▶ _SOURCE MATERIAL_
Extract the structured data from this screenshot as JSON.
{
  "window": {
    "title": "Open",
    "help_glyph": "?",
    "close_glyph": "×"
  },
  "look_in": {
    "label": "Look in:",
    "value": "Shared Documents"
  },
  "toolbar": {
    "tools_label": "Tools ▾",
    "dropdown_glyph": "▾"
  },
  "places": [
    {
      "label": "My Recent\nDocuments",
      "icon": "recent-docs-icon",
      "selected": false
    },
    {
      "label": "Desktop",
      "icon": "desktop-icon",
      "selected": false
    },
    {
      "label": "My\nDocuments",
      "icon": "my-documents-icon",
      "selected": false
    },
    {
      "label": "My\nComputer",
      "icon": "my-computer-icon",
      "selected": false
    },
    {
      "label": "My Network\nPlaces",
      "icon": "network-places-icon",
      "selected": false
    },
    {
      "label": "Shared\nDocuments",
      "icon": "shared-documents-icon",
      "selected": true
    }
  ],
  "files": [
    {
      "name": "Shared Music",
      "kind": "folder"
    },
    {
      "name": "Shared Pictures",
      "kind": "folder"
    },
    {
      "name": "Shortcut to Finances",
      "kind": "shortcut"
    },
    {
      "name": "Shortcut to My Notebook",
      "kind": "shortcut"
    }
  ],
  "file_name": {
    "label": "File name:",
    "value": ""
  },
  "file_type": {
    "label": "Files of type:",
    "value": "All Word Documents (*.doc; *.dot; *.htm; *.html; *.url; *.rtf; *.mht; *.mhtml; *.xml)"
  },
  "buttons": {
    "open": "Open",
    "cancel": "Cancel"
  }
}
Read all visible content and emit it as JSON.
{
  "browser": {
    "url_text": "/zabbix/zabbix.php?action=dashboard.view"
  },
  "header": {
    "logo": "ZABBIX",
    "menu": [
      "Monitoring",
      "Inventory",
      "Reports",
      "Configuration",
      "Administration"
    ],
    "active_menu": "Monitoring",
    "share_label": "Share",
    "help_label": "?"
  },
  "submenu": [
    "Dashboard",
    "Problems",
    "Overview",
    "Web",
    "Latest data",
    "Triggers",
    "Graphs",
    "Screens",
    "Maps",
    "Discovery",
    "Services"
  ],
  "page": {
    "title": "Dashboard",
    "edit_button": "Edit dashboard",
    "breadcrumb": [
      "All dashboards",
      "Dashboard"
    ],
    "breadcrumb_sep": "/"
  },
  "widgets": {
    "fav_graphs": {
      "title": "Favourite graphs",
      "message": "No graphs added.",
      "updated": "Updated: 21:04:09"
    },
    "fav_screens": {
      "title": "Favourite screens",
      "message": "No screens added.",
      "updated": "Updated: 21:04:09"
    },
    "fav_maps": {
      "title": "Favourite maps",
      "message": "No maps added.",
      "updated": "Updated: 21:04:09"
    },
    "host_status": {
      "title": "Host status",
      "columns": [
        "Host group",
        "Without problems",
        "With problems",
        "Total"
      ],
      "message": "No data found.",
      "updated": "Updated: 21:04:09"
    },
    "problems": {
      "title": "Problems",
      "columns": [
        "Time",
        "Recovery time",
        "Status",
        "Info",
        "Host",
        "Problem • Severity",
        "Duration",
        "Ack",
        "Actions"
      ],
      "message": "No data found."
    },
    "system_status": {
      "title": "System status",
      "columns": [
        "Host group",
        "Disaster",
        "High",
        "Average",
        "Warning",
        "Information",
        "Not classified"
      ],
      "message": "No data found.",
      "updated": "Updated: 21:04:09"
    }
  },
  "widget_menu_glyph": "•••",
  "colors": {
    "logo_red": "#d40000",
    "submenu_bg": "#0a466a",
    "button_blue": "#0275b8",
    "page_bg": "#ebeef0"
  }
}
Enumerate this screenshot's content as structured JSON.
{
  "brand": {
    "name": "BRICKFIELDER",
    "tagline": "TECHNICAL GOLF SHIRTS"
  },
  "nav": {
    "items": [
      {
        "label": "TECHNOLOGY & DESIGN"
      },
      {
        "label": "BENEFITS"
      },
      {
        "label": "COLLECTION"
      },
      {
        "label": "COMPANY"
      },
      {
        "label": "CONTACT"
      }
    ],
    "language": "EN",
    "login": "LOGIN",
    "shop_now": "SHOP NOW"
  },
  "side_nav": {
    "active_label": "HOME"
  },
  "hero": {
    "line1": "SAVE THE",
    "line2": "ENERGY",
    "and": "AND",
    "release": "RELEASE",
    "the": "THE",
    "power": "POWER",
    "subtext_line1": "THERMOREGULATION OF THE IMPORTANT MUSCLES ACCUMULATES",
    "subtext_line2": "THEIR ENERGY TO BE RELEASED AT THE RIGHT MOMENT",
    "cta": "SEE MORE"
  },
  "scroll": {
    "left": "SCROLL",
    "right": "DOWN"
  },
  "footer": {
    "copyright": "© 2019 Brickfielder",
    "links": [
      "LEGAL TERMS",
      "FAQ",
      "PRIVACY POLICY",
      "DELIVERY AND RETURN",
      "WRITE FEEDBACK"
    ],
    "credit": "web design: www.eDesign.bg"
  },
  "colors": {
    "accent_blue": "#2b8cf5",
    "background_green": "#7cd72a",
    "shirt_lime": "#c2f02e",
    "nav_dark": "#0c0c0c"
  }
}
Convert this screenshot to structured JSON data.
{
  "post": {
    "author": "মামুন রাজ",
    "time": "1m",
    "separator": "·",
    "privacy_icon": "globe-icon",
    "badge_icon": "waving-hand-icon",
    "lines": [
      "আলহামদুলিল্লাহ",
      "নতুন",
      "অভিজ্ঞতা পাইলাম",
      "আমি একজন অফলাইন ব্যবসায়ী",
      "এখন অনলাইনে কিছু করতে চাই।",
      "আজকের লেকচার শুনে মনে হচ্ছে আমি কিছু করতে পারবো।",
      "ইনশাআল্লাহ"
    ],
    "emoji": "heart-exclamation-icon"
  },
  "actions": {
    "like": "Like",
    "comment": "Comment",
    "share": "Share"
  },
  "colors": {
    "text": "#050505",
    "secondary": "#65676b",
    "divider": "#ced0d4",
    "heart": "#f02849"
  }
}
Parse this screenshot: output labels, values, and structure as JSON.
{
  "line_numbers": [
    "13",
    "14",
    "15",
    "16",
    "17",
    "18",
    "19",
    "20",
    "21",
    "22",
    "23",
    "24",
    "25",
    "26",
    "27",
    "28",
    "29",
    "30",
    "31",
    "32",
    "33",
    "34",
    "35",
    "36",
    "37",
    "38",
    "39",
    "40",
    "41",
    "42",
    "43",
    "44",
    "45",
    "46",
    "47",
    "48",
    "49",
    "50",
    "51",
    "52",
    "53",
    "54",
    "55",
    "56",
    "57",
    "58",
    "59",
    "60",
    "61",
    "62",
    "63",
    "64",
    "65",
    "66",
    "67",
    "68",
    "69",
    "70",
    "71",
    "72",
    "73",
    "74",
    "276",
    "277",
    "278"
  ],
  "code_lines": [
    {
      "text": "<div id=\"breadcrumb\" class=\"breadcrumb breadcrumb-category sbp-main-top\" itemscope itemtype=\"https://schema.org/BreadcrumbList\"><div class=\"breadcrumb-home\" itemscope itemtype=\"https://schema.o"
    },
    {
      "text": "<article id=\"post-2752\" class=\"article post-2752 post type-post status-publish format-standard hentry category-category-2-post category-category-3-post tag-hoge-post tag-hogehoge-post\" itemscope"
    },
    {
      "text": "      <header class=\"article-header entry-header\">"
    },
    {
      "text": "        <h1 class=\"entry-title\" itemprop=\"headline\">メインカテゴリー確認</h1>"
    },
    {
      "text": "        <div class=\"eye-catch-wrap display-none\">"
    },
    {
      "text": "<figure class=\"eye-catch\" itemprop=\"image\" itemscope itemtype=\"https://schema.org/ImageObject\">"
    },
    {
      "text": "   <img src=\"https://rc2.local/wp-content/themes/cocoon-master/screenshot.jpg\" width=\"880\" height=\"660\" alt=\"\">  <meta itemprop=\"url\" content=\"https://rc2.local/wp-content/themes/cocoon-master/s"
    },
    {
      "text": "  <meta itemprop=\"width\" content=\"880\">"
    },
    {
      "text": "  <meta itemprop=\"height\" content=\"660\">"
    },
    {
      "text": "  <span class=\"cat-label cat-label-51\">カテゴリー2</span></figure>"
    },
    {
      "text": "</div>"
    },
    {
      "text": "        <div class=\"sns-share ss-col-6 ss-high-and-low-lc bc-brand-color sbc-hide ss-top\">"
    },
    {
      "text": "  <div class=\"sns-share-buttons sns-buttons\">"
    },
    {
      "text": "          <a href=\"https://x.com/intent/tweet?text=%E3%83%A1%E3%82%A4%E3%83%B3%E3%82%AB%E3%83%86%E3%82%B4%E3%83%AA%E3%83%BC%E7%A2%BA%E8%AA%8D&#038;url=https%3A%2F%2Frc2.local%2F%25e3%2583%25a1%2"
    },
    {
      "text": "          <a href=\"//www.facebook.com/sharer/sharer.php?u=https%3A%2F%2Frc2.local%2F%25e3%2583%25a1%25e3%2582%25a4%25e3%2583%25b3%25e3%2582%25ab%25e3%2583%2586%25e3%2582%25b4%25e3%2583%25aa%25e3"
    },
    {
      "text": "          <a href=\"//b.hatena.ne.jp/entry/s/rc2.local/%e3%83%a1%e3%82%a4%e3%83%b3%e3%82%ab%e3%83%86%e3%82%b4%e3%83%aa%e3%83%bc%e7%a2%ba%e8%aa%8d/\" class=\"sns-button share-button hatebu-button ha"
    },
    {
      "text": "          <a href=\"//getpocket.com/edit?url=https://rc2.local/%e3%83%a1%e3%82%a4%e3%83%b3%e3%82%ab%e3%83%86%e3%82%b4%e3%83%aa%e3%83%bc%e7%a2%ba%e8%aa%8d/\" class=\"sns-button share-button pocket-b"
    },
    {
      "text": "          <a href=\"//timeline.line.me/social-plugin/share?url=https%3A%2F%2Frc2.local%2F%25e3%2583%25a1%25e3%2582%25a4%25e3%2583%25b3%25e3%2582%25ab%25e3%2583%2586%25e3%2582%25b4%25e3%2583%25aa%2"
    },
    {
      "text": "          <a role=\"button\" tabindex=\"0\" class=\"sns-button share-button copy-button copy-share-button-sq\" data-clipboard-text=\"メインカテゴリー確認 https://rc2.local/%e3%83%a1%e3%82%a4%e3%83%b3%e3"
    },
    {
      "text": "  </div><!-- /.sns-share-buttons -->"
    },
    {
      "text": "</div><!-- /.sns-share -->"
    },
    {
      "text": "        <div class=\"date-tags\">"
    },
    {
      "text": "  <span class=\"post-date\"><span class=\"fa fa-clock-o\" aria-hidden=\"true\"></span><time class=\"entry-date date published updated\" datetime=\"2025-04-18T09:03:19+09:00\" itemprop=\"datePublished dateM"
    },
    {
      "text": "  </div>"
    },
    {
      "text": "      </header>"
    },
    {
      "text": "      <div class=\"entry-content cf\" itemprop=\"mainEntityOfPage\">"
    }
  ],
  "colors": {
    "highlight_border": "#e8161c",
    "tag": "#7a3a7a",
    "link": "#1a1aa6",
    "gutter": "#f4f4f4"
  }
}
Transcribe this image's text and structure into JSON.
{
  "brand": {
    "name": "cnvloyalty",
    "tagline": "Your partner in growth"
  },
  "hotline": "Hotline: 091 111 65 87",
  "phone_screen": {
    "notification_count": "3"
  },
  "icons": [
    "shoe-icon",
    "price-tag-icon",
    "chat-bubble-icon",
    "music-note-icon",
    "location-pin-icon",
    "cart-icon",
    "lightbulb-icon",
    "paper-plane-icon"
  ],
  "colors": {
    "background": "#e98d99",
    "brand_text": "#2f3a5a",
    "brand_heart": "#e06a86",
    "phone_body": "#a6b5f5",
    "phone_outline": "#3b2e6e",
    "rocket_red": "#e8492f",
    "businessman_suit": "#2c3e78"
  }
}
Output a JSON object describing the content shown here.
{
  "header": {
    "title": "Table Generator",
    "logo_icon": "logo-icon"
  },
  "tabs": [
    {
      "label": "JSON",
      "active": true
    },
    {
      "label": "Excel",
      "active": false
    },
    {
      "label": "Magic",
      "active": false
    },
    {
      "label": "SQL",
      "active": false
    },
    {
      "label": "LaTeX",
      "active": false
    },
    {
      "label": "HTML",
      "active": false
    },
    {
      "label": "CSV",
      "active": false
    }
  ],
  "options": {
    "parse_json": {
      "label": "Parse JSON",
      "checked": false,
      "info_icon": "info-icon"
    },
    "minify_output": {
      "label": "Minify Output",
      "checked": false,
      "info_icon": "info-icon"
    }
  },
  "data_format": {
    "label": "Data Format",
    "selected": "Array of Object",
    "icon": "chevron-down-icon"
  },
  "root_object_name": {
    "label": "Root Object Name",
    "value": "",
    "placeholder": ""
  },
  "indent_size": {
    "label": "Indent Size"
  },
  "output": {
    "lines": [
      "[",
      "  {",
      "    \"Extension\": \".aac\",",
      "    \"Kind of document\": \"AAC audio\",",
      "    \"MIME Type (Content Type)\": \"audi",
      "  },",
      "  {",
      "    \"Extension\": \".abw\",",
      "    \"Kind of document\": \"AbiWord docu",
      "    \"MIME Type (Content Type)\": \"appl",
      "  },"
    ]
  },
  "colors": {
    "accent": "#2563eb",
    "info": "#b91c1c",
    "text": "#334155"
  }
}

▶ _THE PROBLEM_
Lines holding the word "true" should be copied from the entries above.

▶ _SOLUTION_
      "selected": true
      "text": "  <span class=\"post-date\"><span class=\"fa fa-clock-o\" aria-hidden=\"true\"></span><time class=\"entry-date date published updated\" datetime=\"2025-04-18T09:03:19+09:00\" itemprop=\"datePublished dateM"
      "active": true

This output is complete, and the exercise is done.